we have horrendous snow storms down here with at least twenty feet of snow on the ground at any given moment, you don't only need one set of snowshoes but two in order to really glide on the surface.........

general
07-13-2006, 18:59
2 foot drifts at most in georgia. boots/shoes and tall gaiters are all you need

springerfever
07-13-2006, 19:29
snow is generally not the problem........ICE is !!

Lilred
07-13-2006, 21:22
snow is generally not the problem........ICE is !!
Right, you may be better off in investing in crampons.

Lilred
07-13-2006, 21:24
Here's a thread to check out....http://www.whiteblaze.net/forum/showthread.php?t=5612&highlight=crampons

hammock engineer
07-13-2006, 23:26
Thanks for the replys. I'll look into crampons. I still have time left before I leave (unfortunatly) so I'm not in a big hurry.

chicote
07-14-2006, 11:34
I have been on the at in NC during January and wished i had snow shoes. Going through the balds once past Grassy Ridge headed towards the Stan murray shelter and the humps the snow was 3 feet deep with drifts over 4. We didn't make it very far before setting up camp.

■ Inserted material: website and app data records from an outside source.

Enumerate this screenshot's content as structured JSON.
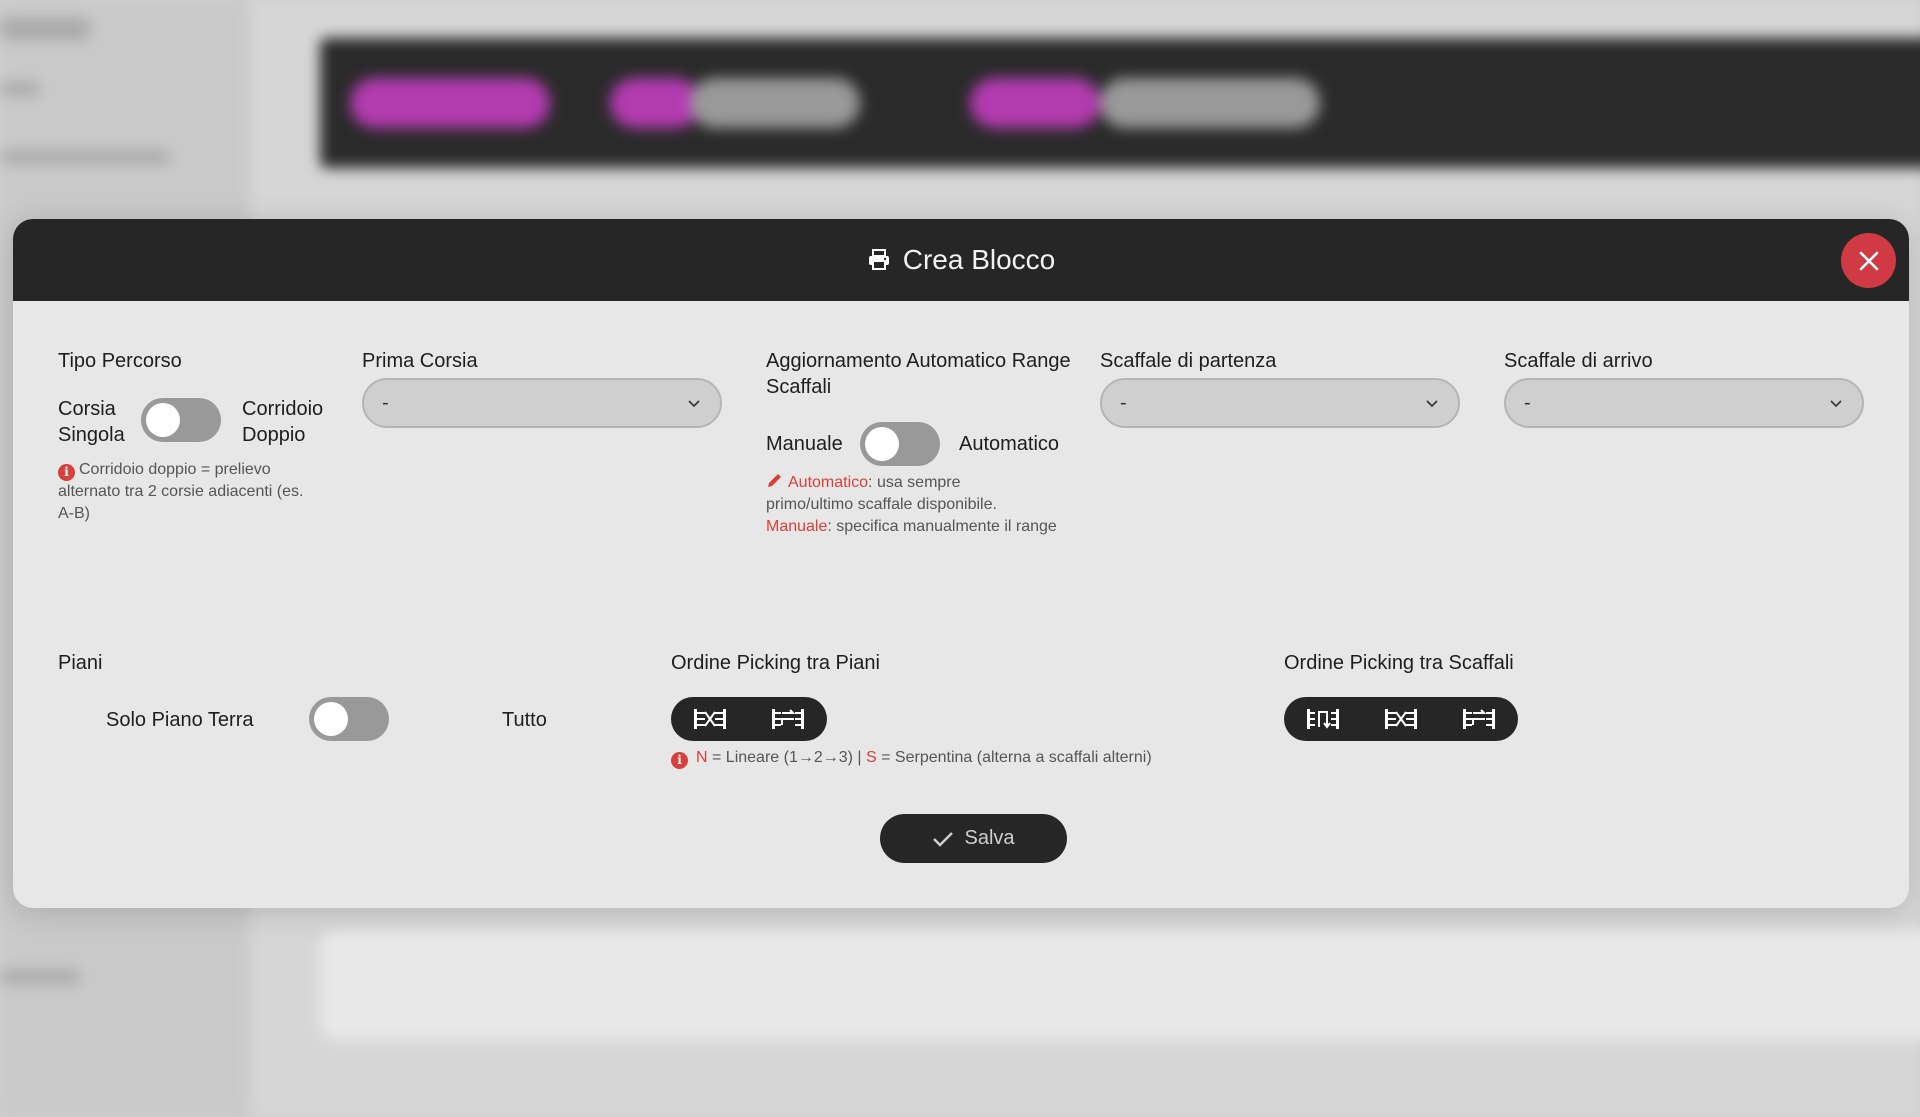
{
  "modal": {
    "title": "Crea Blocco",
    "title_icon": "printer-icon",
    "close_icon": "close-icon"
  },
  "tipo_percorso": {
    "label": "Tipo Percorso",
    "left_label_line1": "Corsia",
    "left_label_line2": "Singola",
    "right_label_line1": "Corridoio",
    "right_label_line2": "Doppio",
    "toggle_on": false,
    "note_line1": "Corridoio doppio = prelievo",
    "note_line2": "alternato tra 2 corsie adiacenti (es.",
    "note_line3": "A-B)"
  },
  "prima_corsia": {
    "label": "Prima Corsia",
    "value": "-"
  },
  "aggiornamento": {
    "label_line1": "Aggiornamento Automatico Range",
    "label_line2": "Scaffali",
    "left_label": "Manuale",
    "right_label": "Automatico",
    "toggle_on": false,
    "note_auto_key": "Automatico",
    "note_auto_text": ": usa sempre",
    "note_line2": "primo/ultimo scaffale disponibile.",
    "note_manual_key": "Manuale",
    "note_manual_text": ": specifica manualmente il range"
  },
  "scaffale_partenza": {
    "label": "Scaffale di partenza",
    "value": "-"
  },
  "scaffale_arrivo": {
    "label": "Scaffale di arrivo",
    "value": "-"
  },
  "piani": {
    "label": "Piani",
    "left_label": "Solo Piano Terra",
    "right_label": "Tutto",
    "toggle_on": false
  },
  "ordine_piani": {
    "label": "Ordine Picking tra Piani",
    "buttons": [
      "linear-order-icon",
      "serpentine-order-icon"
    ],
    "legend_n": "N",
    "legend_n_text": " = Lineare (1→2→3) | ",
    "legend_s": "S",
    "legend_s_text": " = Serpentina (alterna a scaffali alterni)"
  },
  "ordine_scaffali": {
    "label": "Ordine Picking tra Scaffali",
    "buttons": [
      "vertical-order-icon",
      "linear-order-icon",
      "serpentine-order-icon"
    ]
  },
  "save": {
    "label": "Salva",
    "icon": "check-icon"
  },
  "colors": {
    "header_bg": "#262626",
    "close_bg": "#d03a44",
    "accent_red": "#d8403a",
    "modal_bg": "#e7e7e7"
  }
}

Two people trying to break through didn't work too well. But it sure was beautiful!!

Crazy Larry #1
07-14-2006, 12:17
I have been on the at in NC during January and wished i had snow shoes. Going through the balds once past Grassy Ridge headed towards the Stan murray shelter and the humps the snow was 3 feet deep with drifts over 4. We didn't make it very far before setting up camp. Two people trying to break through didn't work too well. But it sure was beautiful!!i hiked through there in a snow storm, i know what your talking about...............

orangebug
07-14-2006, 14:50
I did a blizzard in the Smokeys back in 2001. I wished I had snowshoes, but was able to post hole 8 miles per day to get out. I had brought in-step crampons expecting ice.

You just have to plan the best you can, and adjust to what Mama Nature dishes out. Zero days can be very beautiful, watching snow and trees falling around a shelter.

For the weight, in step crampons probably make more sense than anything else. Snow shoes aren't that likely to be of any benefit down here.

Nightwalker
07-14-2006, 22:35
I hiked GA last December during the big ice storm. I had Yak Trax, and was very glad. Ankle-deep, golf ball-sized ice on the trail was a major trip!

slingblade
07-17-2006, 11:21
Nope. Dont need em.